- [RECORDS PROVIDED]:

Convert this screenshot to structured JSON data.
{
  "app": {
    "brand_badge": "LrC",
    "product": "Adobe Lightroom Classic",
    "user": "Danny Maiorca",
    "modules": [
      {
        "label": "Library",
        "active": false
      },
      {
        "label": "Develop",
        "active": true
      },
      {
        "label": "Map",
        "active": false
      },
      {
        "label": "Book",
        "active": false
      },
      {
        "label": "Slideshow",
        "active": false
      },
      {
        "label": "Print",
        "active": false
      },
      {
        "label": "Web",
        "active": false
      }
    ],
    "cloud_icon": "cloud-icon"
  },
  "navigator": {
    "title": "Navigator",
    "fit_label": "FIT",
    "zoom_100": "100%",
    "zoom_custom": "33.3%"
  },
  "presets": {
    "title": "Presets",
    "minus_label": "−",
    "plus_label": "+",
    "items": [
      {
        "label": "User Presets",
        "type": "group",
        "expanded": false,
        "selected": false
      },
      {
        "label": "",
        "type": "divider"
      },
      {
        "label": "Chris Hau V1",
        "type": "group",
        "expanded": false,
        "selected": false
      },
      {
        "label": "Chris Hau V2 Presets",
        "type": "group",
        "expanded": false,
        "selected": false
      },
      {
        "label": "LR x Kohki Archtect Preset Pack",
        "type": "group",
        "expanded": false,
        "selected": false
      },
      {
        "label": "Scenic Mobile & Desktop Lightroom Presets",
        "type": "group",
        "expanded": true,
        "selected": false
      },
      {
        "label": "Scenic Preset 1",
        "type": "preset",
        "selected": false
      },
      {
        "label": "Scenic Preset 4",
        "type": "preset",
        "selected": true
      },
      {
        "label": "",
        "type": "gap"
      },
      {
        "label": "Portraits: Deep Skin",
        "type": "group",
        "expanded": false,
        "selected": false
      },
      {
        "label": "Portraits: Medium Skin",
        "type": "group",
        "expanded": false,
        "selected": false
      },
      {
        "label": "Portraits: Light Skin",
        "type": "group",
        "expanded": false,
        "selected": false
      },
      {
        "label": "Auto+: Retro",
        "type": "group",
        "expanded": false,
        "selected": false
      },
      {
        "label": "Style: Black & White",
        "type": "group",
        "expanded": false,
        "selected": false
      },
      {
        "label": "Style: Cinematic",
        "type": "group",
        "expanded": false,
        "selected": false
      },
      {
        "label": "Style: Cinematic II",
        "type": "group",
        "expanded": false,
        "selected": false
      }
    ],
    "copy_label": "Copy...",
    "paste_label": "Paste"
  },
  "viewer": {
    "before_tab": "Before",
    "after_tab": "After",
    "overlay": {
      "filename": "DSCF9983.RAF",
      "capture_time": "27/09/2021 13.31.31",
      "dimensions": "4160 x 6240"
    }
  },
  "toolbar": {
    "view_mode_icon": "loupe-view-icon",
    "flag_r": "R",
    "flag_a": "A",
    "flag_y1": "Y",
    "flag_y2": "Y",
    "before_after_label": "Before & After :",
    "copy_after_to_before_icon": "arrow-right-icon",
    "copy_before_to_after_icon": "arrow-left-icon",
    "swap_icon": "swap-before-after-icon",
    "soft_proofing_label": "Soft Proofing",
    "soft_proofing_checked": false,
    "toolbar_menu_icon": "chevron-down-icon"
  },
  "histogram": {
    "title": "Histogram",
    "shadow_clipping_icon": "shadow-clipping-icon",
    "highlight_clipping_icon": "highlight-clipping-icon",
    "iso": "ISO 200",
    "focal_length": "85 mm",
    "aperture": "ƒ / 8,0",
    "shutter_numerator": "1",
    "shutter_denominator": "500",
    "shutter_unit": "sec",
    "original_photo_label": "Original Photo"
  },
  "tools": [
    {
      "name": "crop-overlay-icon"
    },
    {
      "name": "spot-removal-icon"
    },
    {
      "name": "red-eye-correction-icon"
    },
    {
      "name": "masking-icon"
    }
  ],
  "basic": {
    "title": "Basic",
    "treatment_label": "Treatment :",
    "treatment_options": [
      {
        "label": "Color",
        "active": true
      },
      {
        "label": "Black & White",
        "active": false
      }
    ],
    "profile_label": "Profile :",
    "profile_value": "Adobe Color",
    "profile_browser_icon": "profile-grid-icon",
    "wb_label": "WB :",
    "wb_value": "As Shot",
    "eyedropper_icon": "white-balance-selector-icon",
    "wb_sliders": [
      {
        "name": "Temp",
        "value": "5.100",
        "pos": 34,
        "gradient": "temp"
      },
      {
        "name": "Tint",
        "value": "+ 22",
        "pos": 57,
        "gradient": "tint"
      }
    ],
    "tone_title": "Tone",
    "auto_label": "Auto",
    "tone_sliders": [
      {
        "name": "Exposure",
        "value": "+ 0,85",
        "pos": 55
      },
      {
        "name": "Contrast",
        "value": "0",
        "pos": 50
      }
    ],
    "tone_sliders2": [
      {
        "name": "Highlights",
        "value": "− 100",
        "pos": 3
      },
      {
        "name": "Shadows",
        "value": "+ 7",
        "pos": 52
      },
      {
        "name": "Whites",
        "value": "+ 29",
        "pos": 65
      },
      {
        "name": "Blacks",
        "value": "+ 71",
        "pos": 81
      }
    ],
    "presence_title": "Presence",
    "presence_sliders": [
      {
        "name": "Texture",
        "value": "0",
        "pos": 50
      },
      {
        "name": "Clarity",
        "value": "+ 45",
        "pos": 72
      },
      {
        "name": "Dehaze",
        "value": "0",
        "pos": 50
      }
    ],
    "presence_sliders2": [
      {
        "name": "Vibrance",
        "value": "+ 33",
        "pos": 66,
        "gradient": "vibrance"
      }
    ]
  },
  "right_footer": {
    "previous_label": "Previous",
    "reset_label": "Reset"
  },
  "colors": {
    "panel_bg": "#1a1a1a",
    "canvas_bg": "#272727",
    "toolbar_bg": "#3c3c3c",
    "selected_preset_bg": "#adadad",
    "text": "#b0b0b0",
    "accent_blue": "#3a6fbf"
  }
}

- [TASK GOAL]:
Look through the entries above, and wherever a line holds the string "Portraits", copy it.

- [ANSWER FOR THIS EXERCISE]:
        "label": "Portraits: Deep Skin",
        "label": "Portraits: Medium Skin",
        "label": "Portraits: Light Skin",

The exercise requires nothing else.